Tesco Financial account
Dave Lewis, the Tesco chief executive, says he has discovered that profits for the six month to the end of August were overstated by £250m due to the "accelerated recognition of commercial income and delayed accrual of costs". In other words, Tesco has been paying suppliers later and taking monies from them earlier than it should have. Given that £250m represents roughly a quarter of profits, this suggest the practice was widespread in its UK business. Tesco has launched an investigation into the blackhole.
Don't all supermarkets play hardball with their suppliers?
Yes, but Tesco seems to have been taking this to extremes. Analysts at Cantor Fitzgerald warned last November that Tesco was boosting profits by £200m by deducting cash from suppliers’ trading accounts or extending payment dates without notice. This is a breach of the Groceries Supply Code of Practice, which was put in place last August, and if Tesco has breached contractual agreements and misstated financial accounts it could be even more serious than that. On the face of it, this behaviour would be a desperate attempt to protect that profits of a struggling retailer. Bruno Monteyne at Bernstein gives another example: "Tesco commercial director of department X is short his profit target; he/she discusses with supplier bringing forward a big promotion, funded by supplier; in return Tesco commits to doing three more new product launches in the next reporting period." This stretches and manipulates trading figures, but ultimately they catch up with a company. Other analysts believe it is linked to how much Tesco charges suppliers for placing their items on a particular shelf in the supermarket. Last year, Tesco started charging £30 per product for suppliers to keep their products on eye-level shelves.
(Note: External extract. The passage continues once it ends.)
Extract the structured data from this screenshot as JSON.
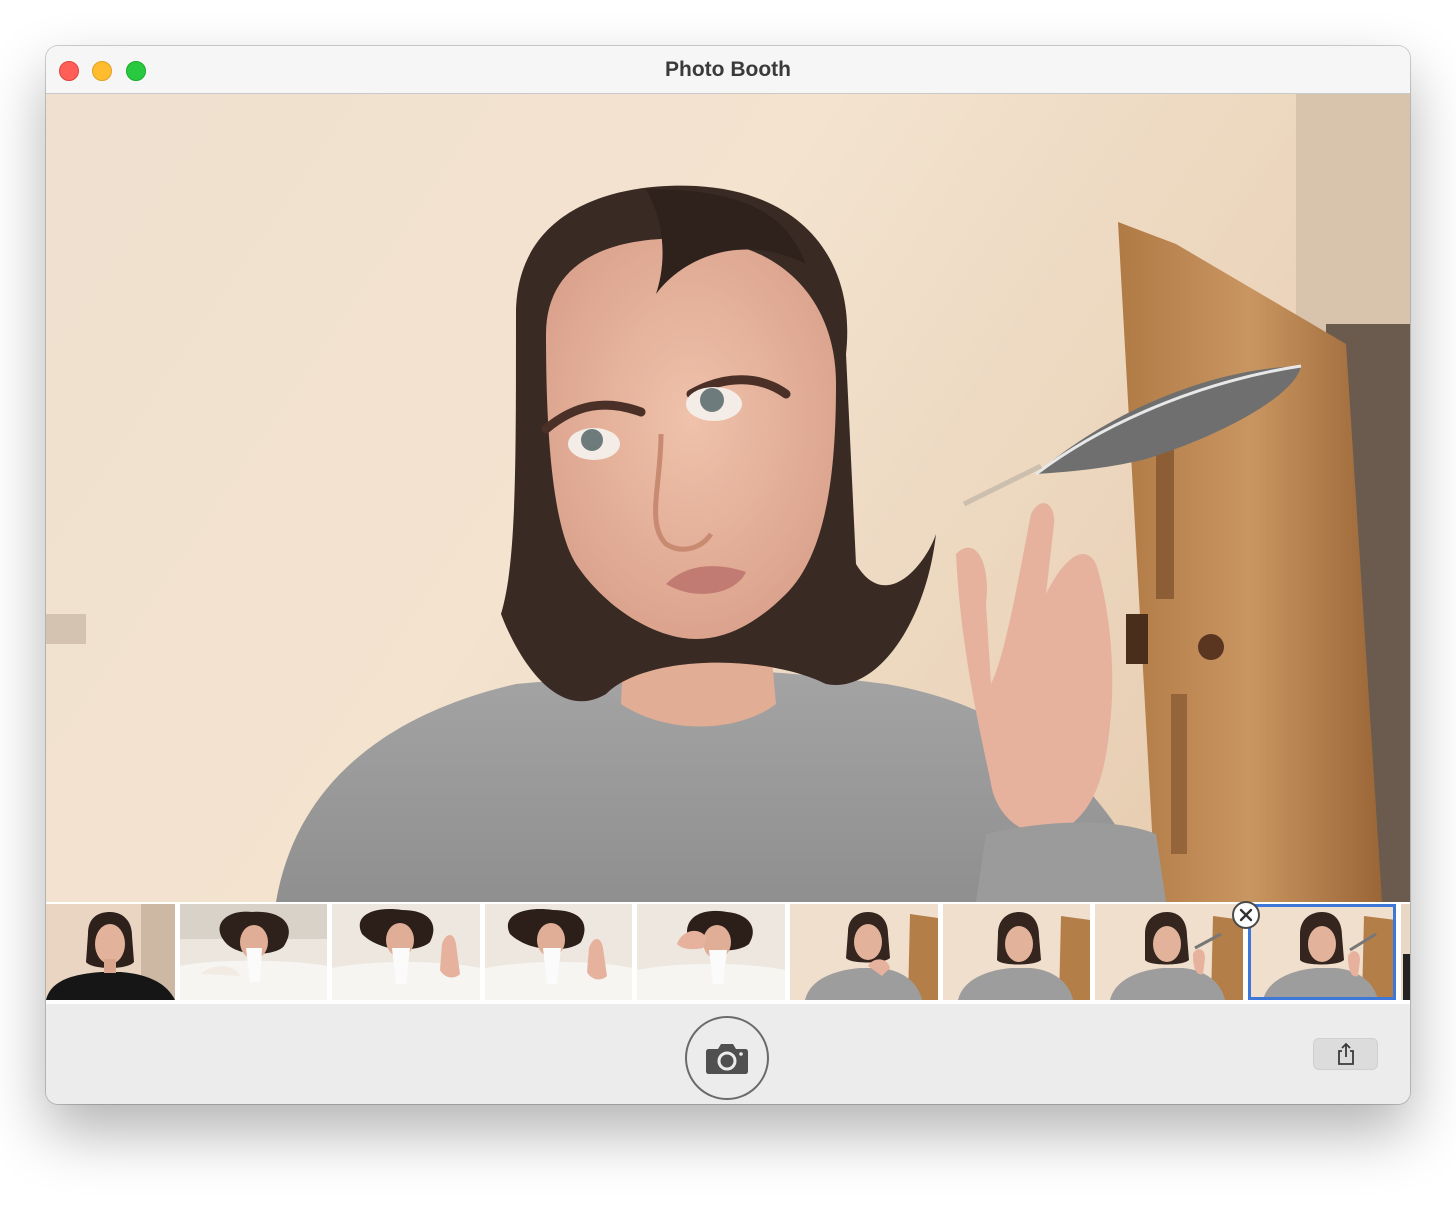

Are talking about fraud here?
At this stage, Tesco is playing that down. However, Deloitte and lawfirm Freshfields have been called into investigate, while the leading City regulator, the Financial Conduct Authority, has also been contacted. This suggests Tesco may suspect there has been foul play. On the otherhand, some City analysts are suggesting this is an example of Dave Lewis, the new chief executive, "kitchen sinking" the accounts and resetting Tesco. In other words, what has happened was not illegal, but not the sort of behaviour he wants in his company. Lewis has said that he has never seen anything like this and that it is "out of the ordinary". In the stock market statement he said Tesco must "operate with integrity and transparency". Bruno Monteyne at Bernstein says it is an attempt to "clean up the accounts and change the culture".
Have people been suspended over this?
Four senior members of staff have been suspended while this takes place. They include Chris Bush, the UK chief executive and Carl Rogberg, the UK finance director. Dave Lewis says this is not Tesco disciplining the four bosses, but asked them to step aside so the company can conduct the "fullest and deepest investigation possible". Robin Terrell, who runs the company's online empire, has been put in charge of the UK business.
Is former chief executive Philip Clarke connected to this?
Philip Clarke was sacked as Tesco chief executive in July and left the company's offices in August after another profit warning. He oversaw three years of declining sales as Tesco lost shoppers to the discounters, Aldi and Lidl, and upmarket Waitrose. He, along with outgoing finance director Laurie Mcllwee, are likely to be questioned in the investigation. The blackhole does not reflect well on Clarke's tenure at Tesco - either he lost control of the company's operations, or he authorised the practices that Dave Lewis has identified as he tried to protect the company's margins in the face of falling sales.
How was the blackhole discovered?
A member of staff, whose identity has not been disclosed, approached Tesco's general counsel on Friday to warn that something was array in the accounts. This information was then passed on to Dave Lewis, who spent the weekend analysing the scale of the problem. It may seem bizarre for so much in profits to seemingly disappear, but supermarket and suppliers often operate through credit accounts where both sides pay and remove cash. Accounting for commercial revenues has become something on an art.
What does the City think of all this?
Tesco's share price has fallen more than 10pc and analysts are in shock. Clive Black, analyst at Shore Capital, said he was "flabbergasted" that this could happen at a FTSE 100 company and warned these are "serious times" for Tesco. However, Bruno Monteyne at Bernstein praised Dave Lewis for his attempt to get Tesco back on track. Rickin Thakrar at Espirito Santo said Tesco's profits could now be wiped out entirely as it tries to improve its performance. He said: "With some prices 38pc more expensive than Aldi, questionable pricing architecture and higher levels of salt and sugar in some fresh products alongside an ailing non-food business, we believe that Tesco could eventually generate zero profits in the UK – the extent of the risks to us remain large and uncertain."